Strategic Planning: Why, Who, How and When

Seattle University is undertaking a strategic planning process.

This an appropriate time for this work.  Seattle University’s previous strategic plan, Fulfilling our Mission in a Changing World, concluded last academic year. We have a new provost who wants to use strategic planning to help revitalize and set new directions for the academic enterprise. We believe this work can advance shared governance and campus culture, and help the university clarify our purposes and aspirations as a Jesuit institution of higher learning. 

This process is led by a steering committee selected by the president in consultation with the provost, Academic Assembly, the Steering Committee for the Staff Council, Student Government and the Board of Trustees. Committee membership is listed here

This committee has been given the charge to develop a five-year strategic plan that supports and advances the mission of the university and to do so through an appropriate and consultative process that reflects our values of inclusive excellence and shared governance. The committee is also asked to undertake this work with a long-term perspective, a sense of university citizenship and a spirit of inquiry.

The committee is charged with developing a draft plan that is a product of its engagement with stakeholders and delivering that plan to the Board of Trustees, in time for the May 2019 board retreat. The final formal task of the committee will be to incorporate feedback from the board into a final committee draft to be completed and delivered to the President by the end of the academic year.  Any remaining work – possibly developing implementation plans and completing the financial model – will be done over the summer so that the plan can be submitted to the board for final approval in September 2019.

We want to provide interested stakeholders with a range of opportunities to engage in this process. If you have any questions, please feel free to email strategicplanning@seattleu.edu

Bob Dullea, Vice President for Planning
Jen Marrone, Professor of Management
Steering Committee Co-Chairs

Qualities of the Process and Plan

These qualities were identified and prioritized through faculty and staff surveys. The steering committee will implement a process and develop a plan characterized by these qualities. 
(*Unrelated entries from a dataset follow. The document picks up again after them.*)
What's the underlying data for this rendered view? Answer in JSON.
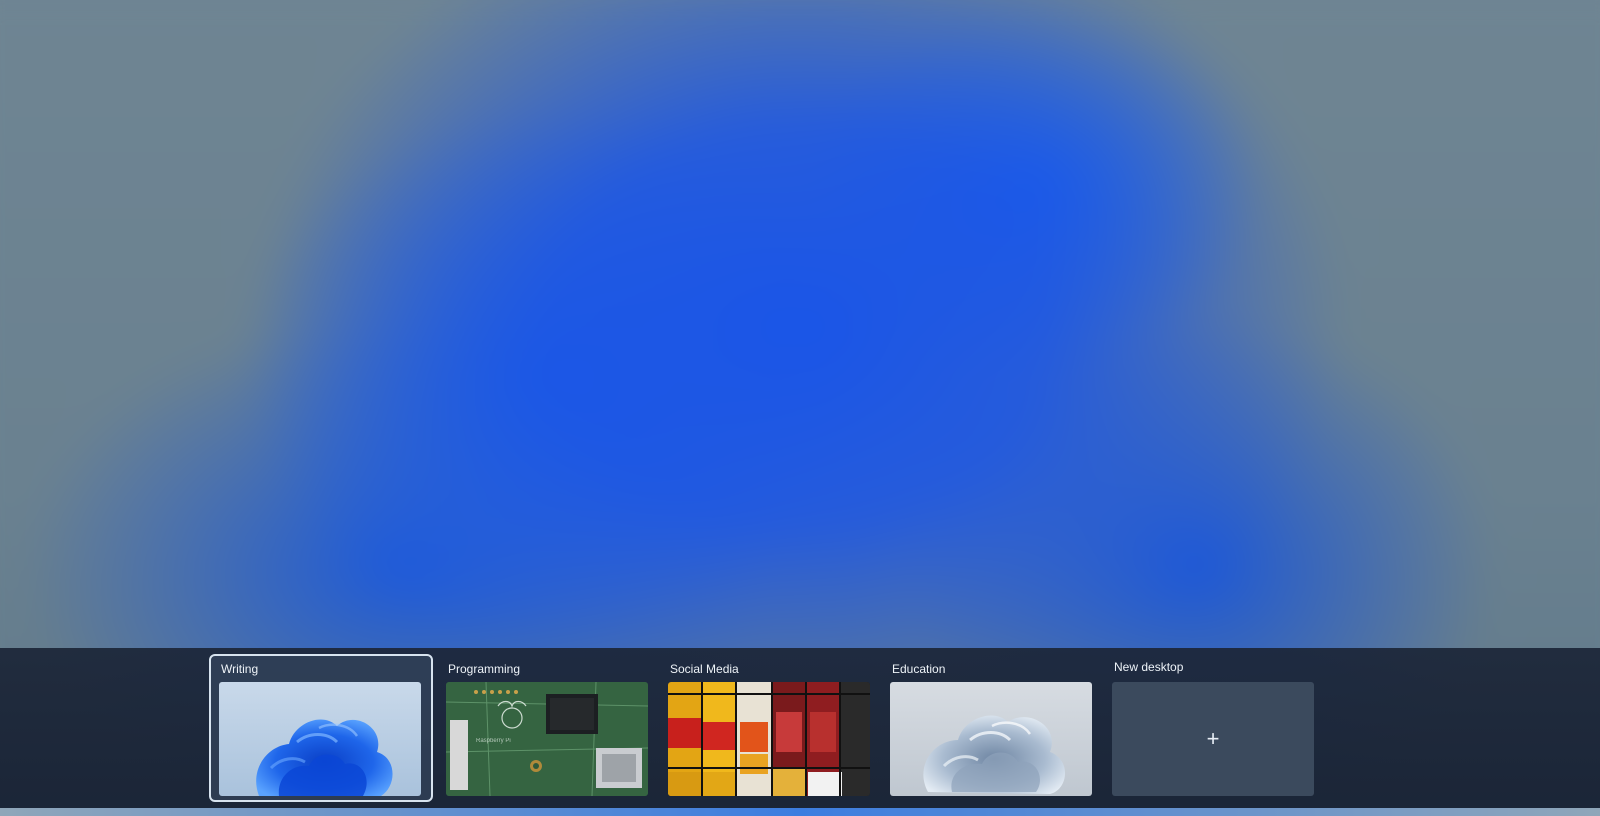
{
  "desktops": [
    {
      "label": "Writing",
      "active": true,
      "thumbnail": "win11-bloom-blue"
    },
    {
      "label": "Programming",
      "active": false,
      "thumbnail": "raspberry-pi-board"
    },
    {
      "label": "Social Media",
      "active": false,
      "thumbnail": "film-boxes"
    },
    {
      "label": "Education",
      "active": false,
      "thumbnail": "win11-bloom-white"
    }
  ],
  "new_desktop": {
    "label": "New desktop",
    "icon": "plus-icon",
    "glyph": "+"
  },
  "colors": {
    "bar": "#1c2638",
    "active_border": "#d7e3ef",
    "wallpaper_blue": "#1a55e8",
    "wallpaper_gray": "#6e8494"
  }
}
Qualities of Process

 
  1. Engage the university community through broad and deep outreach.
  2. Exemplify and advance inclusive excellence.
  3. Exemplify and advance shared governance.
  4. Use research-based practices in planning and organizational decision making.
  5. Work in a spirit of continuous learning and improvement.
  6. Proceed in a manner informed by discernment and Ignatian pedagogy.

Qualities of Plan

 
  1. Fulfill our mission and Jesuit educational purposes.
  2. Offer a compelling vision for the university community.
  3. Be financially accountable and realistic.
  4. Make real changes that challenge the status quo.
  5. Include concrete and measurable goals.
  6. Provide a competitive strategy responsive to changes in the external environment.

Steering Committee

The work of the strategic planning process will be led by a steering committee. This committee will be co-chaired by one administrator (Bob Dullea) selected by the President and by one faculty member (Jen Marrone) selected by the President and Provost in consultation with the President of Academic Assembly.

Stakeholders and Roles

Preparation for strategic planning identified across stakeholder groups a desire that the planning process exemplify and advance shared governance. In order to do this, it is important that the planning work begin with a clear and shared understanding of how it will be governed: in particular how responsibility, authority and decision-making will be distributed across stakeholders. 

To this end, it is proposed that the role of stakeholders in this process align with the standards of the 1967 Shared Governance Statement of the American Association of University Professors and the 2017 Association of Governing Boards Statement on Shared Governance.  It is also proposed that this process more fully involve stakeholder groups not sufficiently addressed in these statements, including non-tenure-track faculty, staff and students.

The sections below outline the proposed responsibility and authority of stakeholder groups, including individual positions and governance bodies, within this planning process.